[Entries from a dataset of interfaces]
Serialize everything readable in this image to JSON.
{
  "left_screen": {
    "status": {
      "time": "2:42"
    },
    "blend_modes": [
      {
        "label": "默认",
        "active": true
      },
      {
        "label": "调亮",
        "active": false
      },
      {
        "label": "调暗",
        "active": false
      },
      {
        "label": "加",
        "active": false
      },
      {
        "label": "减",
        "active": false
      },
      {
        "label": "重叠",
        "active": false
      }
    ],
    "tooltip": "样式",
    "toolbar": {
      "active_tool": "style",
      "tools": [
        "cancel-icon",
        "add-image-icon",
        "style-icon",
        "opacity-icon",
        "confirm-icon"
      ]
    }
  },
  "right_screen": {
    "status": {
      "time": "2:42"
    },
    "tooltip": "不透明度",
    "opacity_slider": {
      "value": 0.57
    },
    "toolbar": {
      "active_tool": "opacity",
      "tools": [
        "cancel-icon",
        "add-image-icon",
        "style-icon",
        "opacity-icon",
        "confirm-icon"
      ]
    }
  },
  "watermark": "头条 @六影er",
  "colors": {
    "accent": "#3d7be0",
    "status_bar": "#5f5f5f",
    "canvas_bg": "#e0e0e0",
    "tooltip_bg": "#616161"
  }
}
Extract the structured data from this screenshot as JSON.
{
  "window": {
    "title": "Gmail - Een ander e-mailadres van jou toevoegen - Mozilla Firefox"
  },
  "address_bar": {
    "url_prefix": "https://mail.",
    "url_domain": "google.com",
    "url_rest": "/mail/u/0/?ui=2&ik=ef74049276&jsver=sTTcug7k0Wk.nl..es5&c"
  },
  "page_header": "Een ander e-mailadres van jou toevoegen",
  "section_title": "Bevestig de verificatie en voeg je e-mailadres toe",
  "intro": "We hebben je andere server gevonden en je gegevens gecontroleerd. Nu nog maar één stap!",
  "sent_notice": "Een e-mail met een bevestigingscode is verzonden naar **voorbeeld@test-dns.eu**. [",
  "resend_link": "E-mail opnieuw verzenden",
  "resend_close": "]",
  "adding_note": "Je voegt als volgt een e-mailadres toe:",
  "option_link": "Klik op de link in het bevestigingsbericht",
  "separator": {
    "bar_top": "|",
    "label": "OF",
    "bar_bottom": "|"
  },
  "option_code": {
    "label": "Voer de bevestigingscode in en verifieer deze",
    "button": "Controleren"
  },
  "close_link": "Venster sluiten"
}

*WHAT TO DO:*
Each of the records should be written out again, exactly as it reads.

*WORKED SOLUTION:*
Serialize everything readable in this image to JSON.
{
  "left_screen": {
    "status": {
      "time": "2:42"
    },
    "blend_modes": [
      {
        "label": "默认",
        "active": true
      },
      {
        "label": "调亮",
        "active": false
      },
      {
        "label": "调暗",
        "active": false
      },
      {
        "label": "加",
        "active": false
      },
      {
        "label": "减",
        "active": false
      },
      {
        "label": "重叠",
        "active": false
      }
    ],
    "tooltip": "样式",
    "toolbar": {
      "active_tool": "style",
      "tools": [
        "cancel-icon",
        "add-image-icon",
        "style-icon",
        "opacity-icon",
        "confirm-icon"
      ]
    }
  },
  "right_screen": {
    "status": {
      "time": "2:42"
    },
    "tooltip": "不透明度",
    "opacity_slider": {
      "value": 0.57
    },
    "toolbar": {
      "active_tool": "opacity",
      "tools": [
        "cancel-icon",
        "add-image-icon",
        "style-icon",
        "opacity-icon",
        "confirm-icon"
      ]
    }
  },
  "watermark": "头条 @六影er",
  "colors": {
    "accent": "#3d7be0",
    "status_bar": "#5f5f5f",
    "canvas_bg": "#e0e0e0",
    "tooltip_bg": "#616161"
  }
}
Extract the structured data from this screenshot as JSON.
{
  "window": {
    "title": "Gmail - Een ander e-mailadres van jou toevoegen - Mozilla Firefox"
  },
  "address_bar": {
    "url_prefix": "https://mail.",
    "url_domain": "google.com",
    "url_rest": "/mail/u/0/?ui=2&ik=ef74049276&jsver=sTTcug7k0Wk.nl..es5&c"
  },
  "page_header": "Een ander e-mailadres van jou toevoegen",
  "section_title": "Bevestig de verificatie en voeg je e-mailadres toe",
  "intro": "We hebben je andere server gevonden en je gegevens gecontroleerd. Nu nog maar één stap!",
  "sent_notice": "Een e-mail met een bevestigingscode is verzonden naar **voorbeeld@test-dns.eu**. [",
  "resend_link": "E-mail opnieuw verzenden",
  "resend_close": "]",
  "adding_note": "Je voegt als volgt een e-mailadres toe:",
  "option_link": "Klik op de link in het bevestigingsbericht",
  "separator": {
    "bar_top": "|",
    "label": "OF",
    "bar_bottom": "|"
  },
  "option_code": {
    "label": "Voer de bevestigingscode in en verifieer deze",
    "button": "Controleren"
  },
  "close_link": "Venster sluiten"
}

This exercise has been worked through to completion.